  • Consider switching to an ENERGY STAR qualified model.
  • Newer ENERGY STAR qualified dehumidifiers use 10% to 20% less energy than conventional models but offer the same features – effective moisture removal, quiet operation and durability. The energy saved by an ENERGY STAR qualified dehumidifier could power your refrigerator for 6 months.
  • On a hot, muggy day, humidifiers can collect as much as 50 litres of water a day!


  • When not in use, close the damper.
  • Seal fireplaces that are not used (a makeshift foam plug can be inserted and then removed if you decide to use it again).
  • Hanging a flag from the plug will serve as a safety reminder. Remember even a closed damper leaks a large amount of heated air to the outdoors.
  • Avoid having your furnace thermostat in a room with a fireplace.
  • Consider installing tempered glass fireplace doors and a heat-air exchange system so warmed air could be blown back into the room.

Furnaces / Heating

  • Clean or replace the furnace filter once a month to keep it operating efficiently. A clogged filter impairs furnace performance.
  • Have a licensed HVAC (heating, ventilation, air conditioning) professional service your furnace yearly to ensure it is operating at maximum efficiency.
  • Insulate heating ducts that travel through unheated areas of your home to ensure against heat loss.
    When buying a new furnace, look for the most energy-efficient model you can find.
  • Set the fan switch on “automatic” instead of “on” or “continuous”.
  • Use weather-stripping and door sweeps to seal doors and reduce drafts.

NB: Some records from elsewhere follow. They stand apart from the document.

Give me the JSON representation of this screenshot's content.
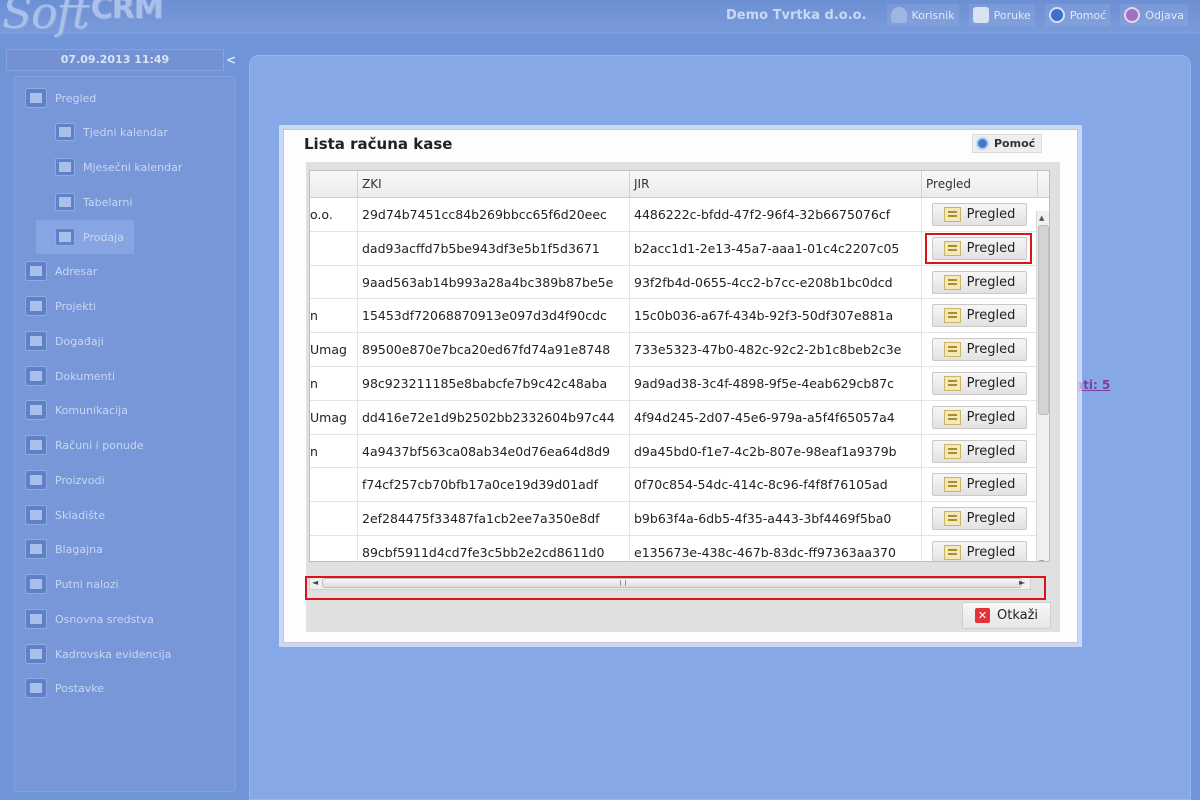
{
  "app": {
    "logo_main": "Soft",
    "logo_suffix": "CRM",
    "company": "Demo Tvrtka d.o.o."
  },
  "toplinks": [
    {
      "label": "Korisnik",
      "icon": "user-icon"
    },
    {
      "label": "Poruke",
      "icon": "message-icon"
    },
    {
      "label": "Pomoć",
      "icon": "help-icon"
    },
    {
      "label": "Odjava",
      "icon": "power-icon"
    }
  ],
  "sidebar": {
    "datetime": "07.09.2013 11:49",
    "collapse": "<",
    "items": [
      {
        "label": "Pregled",
        "icon": "overview-icon",
        "sub": false
      },
      {
        "label": "Tjedni kalendar",
        "icon": "calendar-icon",
        "sub": true
      },
      {
        "label": "Mjesečni kalendar",
        "icon": "calendar-icon",
        "sub": true
      },
      {
        "label": "Tabelarni",
        "icon": "table-icon",
        "sub": true
      },
      {
        "label": "Prodaja",
        "icon": "chart-icon",
        "sub": true,
        "active": true
      },
      {
        "label": "Adresar",
        "icon": "contacts-icon",
        "sub": false
      },
      {
        "label": "Projekti",
        "icon": "projects-icon",
        "sub": false
      },
      {
        "label": "Događaji",
        "icon": "events-icon",
        "sub": false
      },
      {
        "label": "Dokumenti",
        "icon": "documents-icon",
        "sub": false
      },
      {
        "label": "Komunikacija",
        "icon": "communication-icon",
        "sub": false
      },
      {
        "label": "Računi i ponude",
        "icon": "invoices-icon",
        "sub": false
      },
      {
        "label": "Proizvodi",
        "icon": "products-icon",
        "sub": false
      },
      {
        "label": "Skladište",
        "icon": "warehouse-icon",
        "sub": false
      },
      {
        "label": "Blagajna",
        "icon": "cashbox-icon",
        "sub": false
      },
      {
        "label": "Putni nalozi",
        "icon": "travel-icon",
        "sub": false
      },
      {
        "label": "Osnovna sredstva",
        "icon": "assets-icon",
        "sub": false
      },
      {
        "label": "Kadrovska evidencija",
        "icon": "staff-icon",
        "sub": false
      },
      {
        "label": "Postavke",
        "icon": "settings-icon",
        "sub": false
      }
    ]
  },
  "background": {
    "partial_link": "ati: 5"
  },
  "modal": {
    "title": "Lista računa kase",
    "help_label": "Pomoć",
    "cancel_label": "Otkaži",
    "columns": [
      "",
      "ZKI",
      "JIR",
      "Pregled"
    ],
    "row_button_label": "Pregled",
    "rows": [
      {
        "c0": "o.o.",
        "zki": "29d74b7451cc84b269bbcc65f6d20eec",
        "jir": "4486222c-bfdd-47f2-96f4-32b6675076cf"
      },
      {
        "c0": "",
        "zki": "dad93acffd7b5be943df3e5b1f5d3671",
        "jir": "b2acc1d1-2e13-45a7-aaa1-01c4c2207c05"
      },
      {
        "c0": "",
        "zki": "9aad563ab14b993a28a4bc389b87be5e",
        "jir": "93f2fb4d-0655-4cc2-b7cc-e208b1bc0dcd"
      },
      {
        "c0": "n",
        "zki": "15453df72068870913e097d3d4f90cdc",
        "jir": "15c0b036-a67f-434b-92f3-50df307e881a"
      },
      {
        "c0": "Umag",
        "zki": "89500e870e7bca20ed67fd74a91e8748",
        "jir": "733e5323-47b0-482c-92c2-2b1c8beb2c3e"
      },
      {
        "c0": "n",
        "zki": "98c923211185e8babcfe7b9c42c48aba",
        "jir": "9ad9ad38-3c4f-4898-9f5e-4eab629cb87c"
      },
      {
        "c0": "Umag",
        "zki": "dd416e72e1d9b2502bb2332604b97c44",
        "jir": "4f94d245-2d07-45e6-979a-a5f4f65057a4"
      },
      {
        "c0": "n",
        "zki": "4a9437bf563ca08ab34e0d76ea64d8d9",
        "jir": "d9a45bd0-f1e7-4c2b-807e-98eaf1a9379b"
      },
      {
        "c0": "",
        "zki": "f74cf257cb70bfb17a0ce19d39d01adf",
        "jir": "0f70c854-54dc-414c-8c96-f4f8f76105ad"
      },
      {
        "c0": "",
        "zki": "2ef284475f33487fa1cb2ee7a350e8df",
        "jir": "b9b63f4a-6db5-4f35-a443-3bf4469f5ba0"
      },
      {
        "c0": "",
        "zki": "89cbf5911d4cd7fe3c5bb2e2cd8611d0",
        "jir": "e135673e-438c-467b-83dc-ff97363aa370"
      }
    ]
  },
  "colors": {
    "background": "#6f94d8",
    "highlight": "#d9141b",
    "link": "#7a3f9f"
  }
}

Comprehensive draft proofing can reduce your heating bill by 20 %. Apply caulking and weather-stripping around drafty doors and windows to keep the cold out.
  • No drafts mean a more comfortable home.
    Close off air registers in any unused areas or rooms.
  • Keep warm-air registers, baseboard heaters and radiators clean and make sure they’re not blocked.
  • If you have hot-water radiators, bleed trapped air from them once or twice a season.


  • Install a minimum of 25cm (10″) insulation.
  • Seal areas around plumbing stacks, ceiling fans and light fixtures where they join the floor or ceiling.

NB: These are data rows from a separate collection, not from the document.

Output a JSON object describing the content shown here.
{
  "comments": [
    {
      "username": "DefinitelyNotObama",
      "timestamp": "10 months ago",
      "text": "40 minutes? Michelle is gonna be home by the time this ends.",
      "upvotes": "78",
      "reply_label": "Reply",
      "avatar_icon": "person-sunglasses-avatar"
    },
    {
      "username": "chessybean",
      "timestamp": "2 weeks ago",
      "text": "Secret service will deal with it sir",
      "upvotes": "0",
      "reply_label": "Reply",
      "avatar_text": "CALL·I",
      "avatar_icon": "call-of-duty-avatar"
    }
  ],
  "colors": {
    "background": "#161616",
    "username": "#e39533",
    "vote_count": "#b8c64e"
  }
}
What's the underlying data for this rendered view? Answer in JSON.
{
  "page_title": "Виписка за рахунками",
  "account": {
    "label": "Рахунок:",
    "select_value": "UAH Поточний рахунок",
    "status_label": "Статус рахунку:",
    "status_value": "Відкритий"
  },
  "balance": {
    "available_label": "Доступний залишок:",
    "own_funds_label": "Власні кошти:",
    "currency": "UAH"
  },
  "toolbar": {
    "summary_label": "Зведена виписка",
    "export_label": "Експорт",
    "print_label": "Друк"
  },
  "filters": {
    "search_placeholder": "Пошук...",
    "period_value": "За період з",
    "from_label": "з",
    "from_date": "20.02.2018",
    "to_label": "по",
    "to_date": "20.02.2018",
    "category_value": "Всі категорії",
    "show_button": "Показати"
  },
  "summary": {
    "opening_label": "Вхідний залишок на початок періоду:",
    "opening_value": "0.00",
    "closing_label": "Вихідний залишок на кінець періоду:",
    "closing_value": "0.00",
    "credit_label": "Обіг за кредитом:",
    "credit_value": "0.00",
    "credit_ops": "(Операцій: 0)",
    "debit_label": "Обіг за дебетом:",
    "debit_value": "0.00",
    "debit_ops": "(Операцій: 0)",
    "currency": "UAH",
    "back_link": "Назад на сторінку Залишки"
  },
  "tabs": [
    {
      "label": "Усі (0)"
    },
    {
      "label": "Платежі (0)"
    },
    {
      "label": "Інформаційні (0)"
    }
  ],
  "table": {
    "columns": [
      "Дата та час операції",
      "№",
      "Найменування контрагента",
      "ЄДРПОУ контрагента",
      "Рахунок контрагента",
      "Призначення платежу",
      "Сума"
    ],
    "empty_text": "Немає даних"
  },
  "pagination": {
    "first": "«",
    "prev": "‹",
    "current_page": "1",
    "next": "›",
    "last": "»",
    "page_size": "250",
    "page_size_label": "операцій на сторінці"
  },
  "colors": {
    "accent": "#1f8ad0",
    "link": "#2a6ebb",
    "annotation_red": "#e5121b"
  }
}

Outlet & Light Switch Insulation

  • Foam gaskets will insulate electrical outlets and lights switches on your home’s exterior facing walls.
  • For standard electrical outlets choose an outlet gasket.
    For standard light switch faceplates choose a flip switch gasket.
  • Each gasket can be easily trimmed to size.

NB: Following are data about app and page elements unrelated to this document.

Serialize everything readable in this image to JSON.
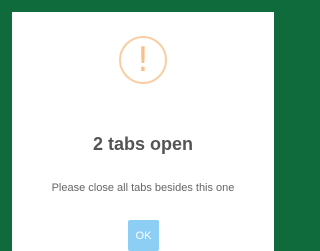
{
  "dialog": {
    "icon": "exclamation-icon",
    "icon_glyph": "!",
    "title": "2 tabs open",
    "message": "Please close all tabs besides this one",
    "ok_label": "OK"
  },
  "colors": {
    "background": "#0f6b3c",
    "dialog_bg": "#ffffff",
    "icon_border": "#f8cfa4",
    "icon_color": "#f8bf87",
    "button_bg": "#8dcff4"
  }
}
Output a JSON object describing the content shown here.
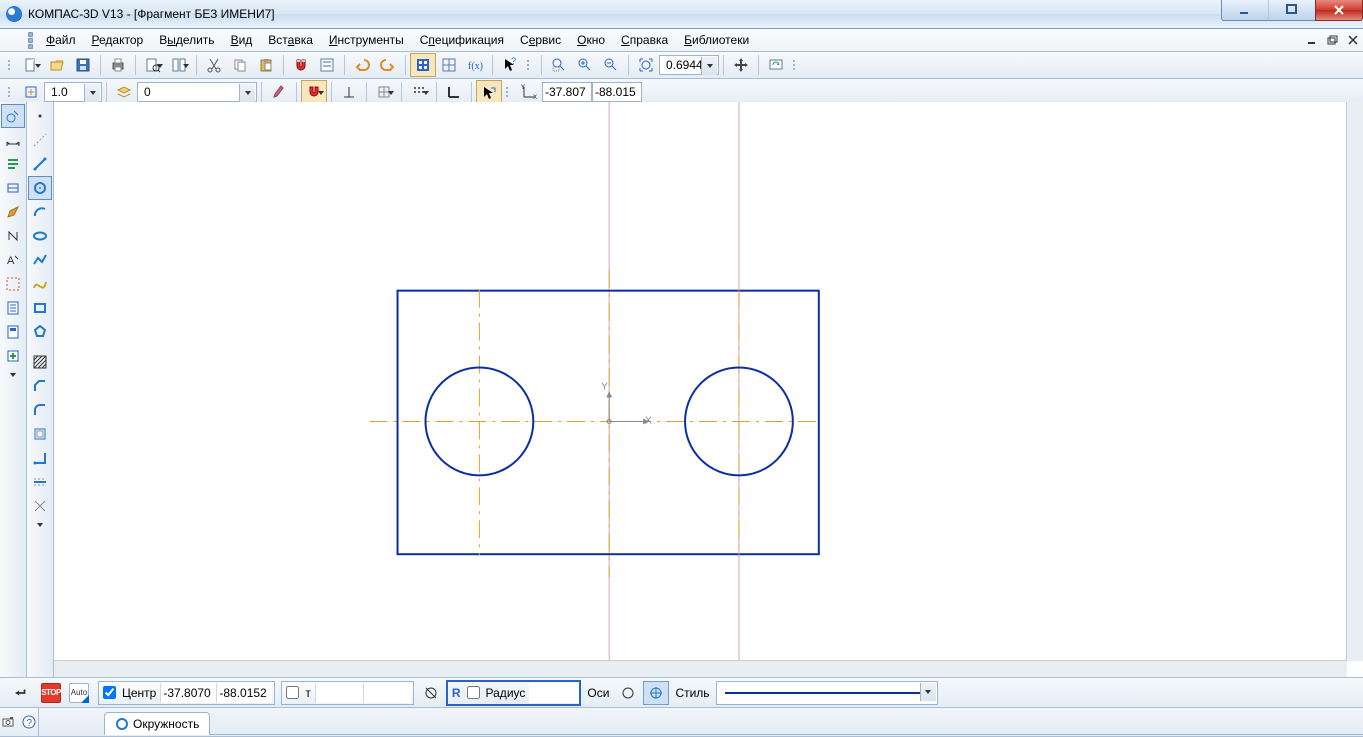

Programmable Thermostats

  • A properly set programmable thermostat can reduce heating and cooling costs by up to 10%.
  • In the summer set the central air conditioner for 25°C when you are home, and 28°C when away.
  • In the winter set the thermostat at 20°C when you are home, and 18°C overnight or when away.
  • Install the thermostat on a wall where there are no vents or drafts.


  • Open soffit, roof and gable vents to let in air and control moisture, thereby preventing damage to insulation and wood (daylight should be seen through vents).
  • Ensure attic insulation doesn’t block this air movement.

Weatherstripping / Caulking

  • Air leaks account for the largest amount of heat loss from your home and can add as much as 40% to your bill. Proper weather-stripping, caulking and insulation can save 5 to 15% of that heat loss and reduce your expenses. Do it yourself and save even more.
  • Seal leaks around light fixtures, plumbing stacks, windows, exterior doors, attic hatches, pipe and wire entrances, wood-burning fireplaces, electrical outlets and ceiling fans.